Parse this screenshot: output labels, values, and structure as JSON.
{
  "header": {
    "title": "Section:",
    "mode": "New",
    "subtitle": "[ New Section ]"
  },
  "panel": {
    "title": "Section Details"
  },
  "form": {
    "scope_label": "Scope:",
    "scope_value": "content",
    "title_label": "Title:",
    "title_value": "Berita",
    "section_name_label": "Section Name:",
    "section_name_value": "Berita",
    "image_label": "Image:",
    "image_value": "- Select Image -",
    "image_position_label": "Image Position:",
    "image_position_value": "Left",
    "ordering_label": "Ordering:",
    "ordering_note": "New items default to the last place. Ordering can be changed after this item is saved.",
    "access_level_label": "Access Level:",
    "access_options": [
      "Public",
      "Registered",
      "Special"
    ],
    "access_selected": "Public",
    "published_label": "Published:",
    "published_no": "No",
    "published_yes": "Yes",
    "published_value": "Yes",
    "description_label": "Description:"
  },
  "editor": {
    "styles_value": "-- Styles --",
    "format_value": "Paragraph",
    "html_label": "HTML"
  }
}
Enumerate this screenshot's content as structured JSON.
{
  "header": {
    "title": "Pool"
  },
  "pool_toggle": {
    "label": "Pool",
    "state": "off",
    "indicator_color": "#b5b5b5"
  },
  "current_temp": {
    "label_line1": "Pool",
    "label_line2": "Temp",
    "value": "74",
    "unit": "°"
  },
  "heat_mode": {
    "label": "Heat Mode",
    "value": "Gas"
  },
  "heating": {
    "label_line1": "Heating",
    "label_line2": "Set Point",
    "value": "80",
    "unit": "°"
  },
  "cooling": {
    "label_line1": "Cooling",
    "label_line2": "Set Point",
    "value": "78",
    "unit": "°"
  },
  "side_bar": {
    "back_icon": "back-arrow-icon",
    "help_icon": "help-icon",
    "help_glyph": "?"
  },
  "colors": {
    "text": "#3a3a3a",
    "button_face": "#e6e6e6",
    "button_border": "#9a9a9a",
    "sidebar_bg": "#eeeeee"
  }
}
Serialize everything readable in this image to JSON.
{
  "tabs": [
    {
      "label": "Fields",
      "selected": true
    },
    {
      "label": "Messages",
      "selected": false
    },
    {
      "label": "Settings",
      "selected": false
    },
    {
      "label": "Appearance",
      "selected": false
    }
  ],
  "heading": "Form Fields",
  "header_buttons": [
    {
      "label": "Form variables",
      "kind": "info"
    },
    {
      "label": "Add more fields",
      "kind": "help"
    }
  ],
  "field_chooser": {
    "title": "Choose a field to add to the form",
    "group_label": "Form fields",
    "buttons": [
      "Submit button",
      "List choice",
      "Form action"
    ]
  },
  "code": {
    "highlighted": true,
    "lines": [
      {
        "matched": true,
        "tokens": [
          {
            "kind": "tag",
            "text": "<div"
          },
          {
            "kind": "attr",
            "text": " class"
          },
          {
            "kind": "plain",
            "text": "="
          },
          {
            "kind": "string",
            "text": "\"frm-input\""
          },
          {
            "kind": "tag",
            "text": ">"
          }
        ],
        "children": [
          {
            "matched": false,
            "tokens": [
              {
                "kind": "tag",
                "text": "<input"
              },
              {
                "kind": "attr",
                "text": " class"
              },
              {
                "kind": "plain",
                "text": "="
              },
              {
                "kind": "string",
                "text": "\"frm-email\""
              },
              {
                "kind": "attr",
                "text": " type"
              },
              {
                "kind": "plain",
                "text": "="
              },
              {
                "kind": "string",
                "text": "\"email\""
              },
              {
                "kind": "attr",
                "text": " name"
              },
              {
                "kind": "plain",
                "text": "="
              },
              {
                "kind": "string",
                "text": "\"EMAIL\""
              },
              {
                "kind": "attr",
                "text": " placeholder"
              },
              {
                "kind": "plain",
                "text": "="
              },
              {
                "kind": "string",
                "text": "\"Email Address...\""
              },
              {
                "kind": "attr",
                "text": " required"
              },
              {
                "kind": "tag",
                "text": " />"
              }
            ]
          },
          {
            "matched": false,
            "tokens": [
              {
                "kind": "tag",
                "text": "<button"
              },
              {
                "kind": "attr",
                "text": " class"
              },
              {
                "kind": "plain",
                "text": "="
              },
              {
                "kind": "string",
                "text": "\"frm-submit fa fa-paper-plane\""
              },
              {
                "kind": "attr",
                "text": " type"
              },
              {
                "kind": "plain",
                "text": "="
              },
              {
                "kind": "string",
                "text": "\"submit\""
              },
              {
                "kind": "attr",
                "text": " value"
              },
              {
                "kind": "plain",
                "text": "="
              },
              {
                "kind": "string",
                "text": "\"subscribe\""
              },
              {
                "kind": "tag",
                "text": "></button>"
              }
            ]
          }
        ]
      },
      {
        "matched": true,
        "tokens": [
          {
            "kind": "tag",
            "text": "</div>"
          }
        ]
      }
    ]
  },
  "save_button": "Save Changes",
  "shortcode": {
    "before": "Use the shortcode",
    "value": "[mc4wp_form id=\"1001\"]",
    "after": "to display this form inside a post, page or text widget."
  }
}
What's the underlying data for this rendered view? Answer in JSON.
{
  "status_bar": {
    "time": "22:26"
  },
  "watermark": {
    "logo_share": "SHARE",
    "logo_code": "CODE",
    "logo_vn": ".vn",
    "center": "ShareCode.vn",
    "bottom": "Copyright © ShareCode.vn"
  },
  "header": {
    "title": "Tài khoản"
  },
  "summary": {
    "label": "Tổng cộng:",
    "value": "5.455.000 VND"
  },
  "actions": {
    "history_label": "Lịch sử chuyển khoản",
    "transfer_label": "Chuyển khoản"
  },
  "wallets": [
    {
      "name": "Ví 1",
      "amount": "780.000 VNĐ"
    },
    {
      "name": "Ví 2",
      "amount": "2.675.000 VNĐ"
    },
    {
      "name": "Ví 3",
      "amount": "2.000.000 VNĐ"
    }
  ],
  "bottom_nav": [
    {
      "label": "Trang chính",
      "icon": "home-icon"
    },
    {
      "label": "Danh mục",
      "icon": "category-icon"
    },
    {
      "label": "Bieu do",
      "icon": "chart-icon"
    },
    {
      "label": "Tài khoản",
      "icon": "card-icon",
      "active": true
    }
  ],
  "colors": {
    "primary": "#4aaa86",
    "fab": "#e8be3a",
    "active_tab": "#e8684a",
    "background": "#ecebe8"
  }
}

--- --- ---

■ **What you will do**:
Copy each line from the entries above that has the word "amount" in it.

■ **Exercise result**:
      "amount": "780.000 VNĐ"
      "amount": "2.675.000 VNĐ"
      "amount": "2.000.000 VNĐ"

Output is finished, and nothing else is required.